[Extracted records]
= Beginning of Section =

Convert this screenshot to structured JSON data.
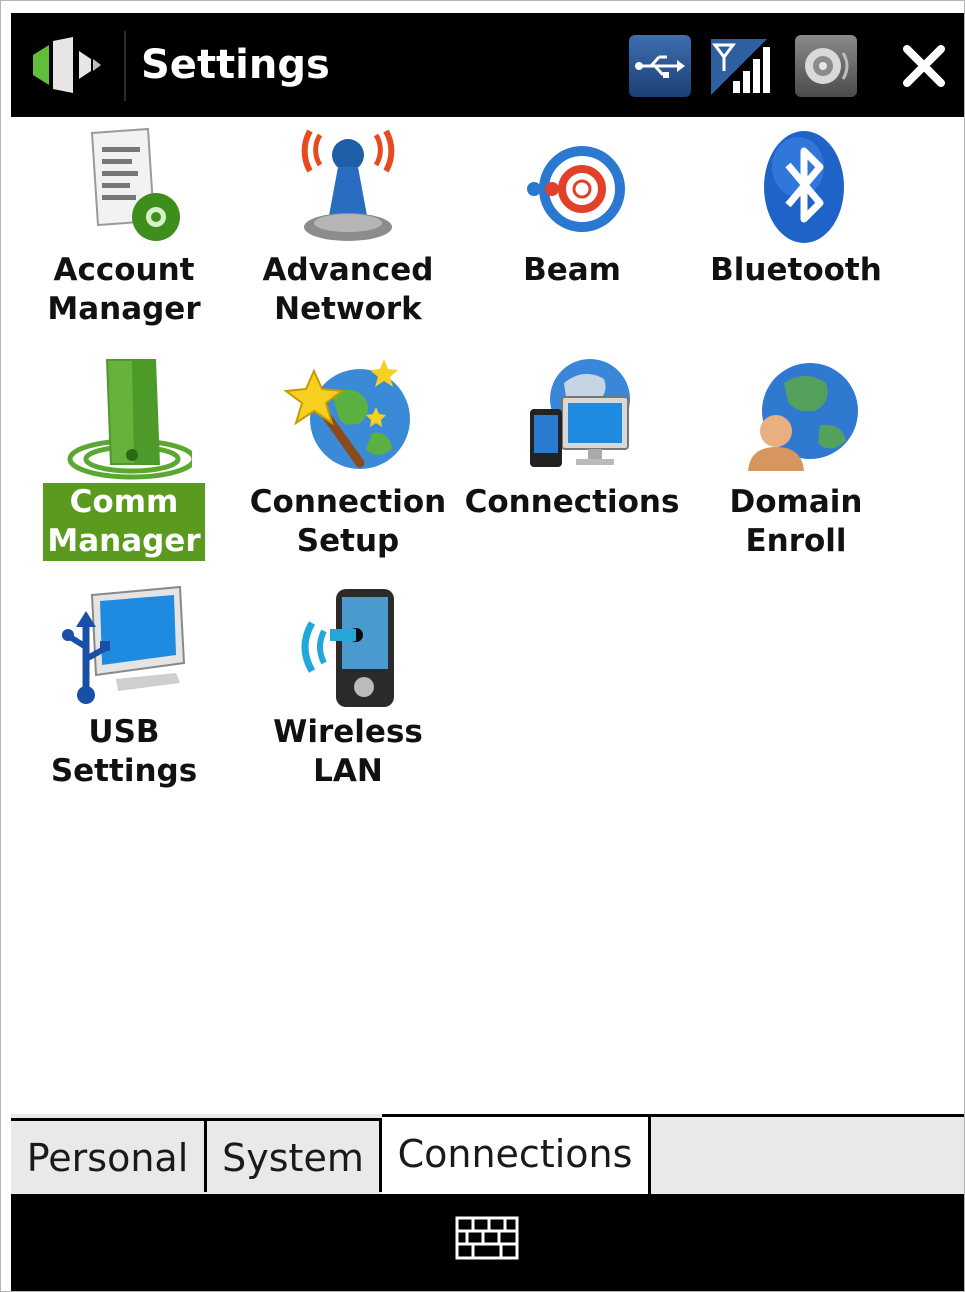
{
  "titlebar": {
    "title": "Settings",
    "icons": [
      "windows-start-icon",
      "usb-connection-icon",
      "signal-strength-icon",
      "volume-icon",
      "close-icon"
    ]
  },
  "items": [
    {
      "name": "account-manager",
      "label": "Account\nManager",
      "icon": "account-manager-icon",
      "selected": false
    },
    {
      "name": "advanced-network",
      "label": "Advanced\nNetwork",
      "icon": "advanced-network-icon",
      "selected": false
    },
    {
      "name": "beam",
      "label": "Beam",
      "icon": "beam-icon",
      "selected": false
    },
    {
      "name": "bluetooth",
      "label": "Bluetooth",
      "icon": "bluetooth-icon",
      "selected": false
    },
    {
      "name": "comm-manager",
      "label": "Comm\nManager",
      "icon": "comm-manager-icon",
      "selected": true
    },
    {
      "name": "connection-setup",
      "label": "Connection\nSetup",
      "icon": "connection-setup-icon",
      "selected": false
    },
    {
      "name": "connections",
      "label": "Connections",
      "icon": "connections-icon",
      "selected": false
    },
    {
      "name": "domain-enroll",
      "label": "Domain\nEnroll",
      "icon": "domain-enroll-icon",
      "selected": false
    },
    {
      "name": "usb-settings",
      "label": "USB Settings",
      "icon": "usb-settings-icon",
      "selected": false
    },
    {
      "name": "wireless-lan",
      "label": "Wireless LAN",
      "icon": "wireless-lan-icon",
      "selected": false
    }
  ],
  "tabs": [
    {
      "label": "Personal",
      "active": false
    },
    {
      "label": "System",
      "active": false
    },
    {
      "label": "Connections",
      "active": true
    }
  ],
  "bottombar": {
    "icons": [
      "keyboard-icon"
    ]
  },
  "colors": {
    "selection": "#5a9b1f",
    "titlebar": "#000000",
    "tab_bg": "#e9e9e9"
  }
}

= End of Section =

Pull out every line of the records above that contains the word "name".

*Result of the task*
      "name": "account-manager",
      "name": "advanced-network",
      "name": "beam",
      "name": "bluetooth",
      "name": "comm-manager",
      "name": "connection-setup",
      "name": "connections",
      "name": "domain-enroll",
      "name": "usb-settings",
      "name": "wireless-lan",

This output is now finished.